A new table, A.7, was added to provide requirements for outdoor units of home satellite receiving equipment. This table includes limits for radiated emissions over the frequency range of 30 MHz to 18 GHz, the only limits above 6 GHz in CISPR 32. A whole new annex, Annex H, was added as an informative annex to provide supporting information on the measurement of outdoor units of home satellite receiving systems.
Annex I was added as an informative annex to provide information on other test methods, such as the Gigahertz Transverse ElectroMagnetic (GTEM) chamber and a ReVerberation Chamber (RVC). Annex I points out that information on these two test facilities is provided for information purposes and that meeting the limits in Annex I does not constitute compliance with CISPR 32.
In addition, when CISPR 32, 2nd Edition, was published a number of the dated references in section 2 of the standard were updated, as well.

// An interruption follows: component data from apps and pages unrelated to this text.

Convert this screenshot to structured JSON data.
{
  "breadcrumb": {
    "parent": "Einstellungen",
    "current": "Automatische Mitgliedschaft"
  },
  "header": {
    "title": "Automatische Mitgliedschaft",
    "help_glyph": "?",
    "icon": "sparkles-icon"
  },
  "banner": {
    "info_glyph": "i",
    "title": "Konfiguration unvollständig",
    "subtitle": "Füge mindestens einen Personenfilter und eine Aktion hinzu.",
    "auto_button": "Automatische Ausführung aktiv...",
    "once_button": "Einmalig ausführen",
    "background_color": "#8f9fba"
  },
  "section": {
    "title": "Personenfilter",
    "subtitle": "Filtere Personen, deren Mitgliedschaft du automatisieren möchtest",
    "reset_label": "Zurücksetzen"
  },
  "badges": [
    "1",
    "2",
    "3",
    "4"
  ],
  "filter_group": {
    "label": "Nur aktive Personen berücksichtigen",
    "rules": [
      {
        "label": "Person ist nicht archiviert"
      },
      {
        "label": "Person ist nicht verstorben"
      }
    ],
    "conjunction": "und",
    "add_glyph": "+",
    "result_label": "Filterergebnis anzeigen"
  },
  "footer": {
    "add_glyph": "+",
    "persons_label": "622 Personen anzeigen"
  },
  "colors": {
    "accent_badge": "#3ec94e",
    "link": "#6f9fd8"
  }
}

New figures were added, definitions were updated and other changes made throughout the standard. These changes are far too numerous to detail in this article.
How do I know what has changed?
The IEC makes it easy to see what has changed when a new edition of a standard is published. For additional cost you can purchase the Redline Version of the standard which shows all the changes and additions in red ink. The IEC does facilitate multiple copy purchases by giving quantity discounts on the electronic versions. A 20 copy license, for example, may be purchased for the price of 4 individual copies. Plan your purchases accordingly.
What is coming in the future?
CISPR/I WG2 is looking at a number of potential updates and changes to CISPR 32 over the next number of years. CISPR/I/510/DC was published on June 26, 2015 based on issues discussed in the May 2015 meeting of CISPR/I WG2 and includes a number of items to be considered for future work on CISPR 32. During the meeting of CISPR SC I WG2 in Stresa, Italy on October 1 these possible areas for consideration were discussed. It is too early to speculate on when some of these changes may appear in CISPR 32, but consider that the stability date for CISPR 32 is 2018, so there shouldn’t be an amendment to the standard prior to that year.
Keep in mind that like all CISPR (for that matter, all IEC) documents, CISPR 32 is only so many words on paper. Unless and until a regulator adopts it into their national regulations it means nothing. For example, CISPR 32:2012 has been adopted in the EU as EN 55032:2012 and must be used in place of EN 55013 and/or EN 55022 for all products placed on the market in the EU (regardless of when first declared compliant with the EMC Directive) by March 5, 2017. As of the time of the writing of this blog, nothing has been said in the list of harmonized standards about EN 55032:2015, so we must wait and see about the new edition.
CISPR 32 is an important standard for manufacturers of multimedia equipment (including digital television receivers) and provides a unified approach for demonstrating a reasonable level of control of emissions from these products to product other users of the radio spectrum. Products already compliant with the requirements in CISPR 22 should see no impact on their design due to the switchover to CISPR 32 in the near future.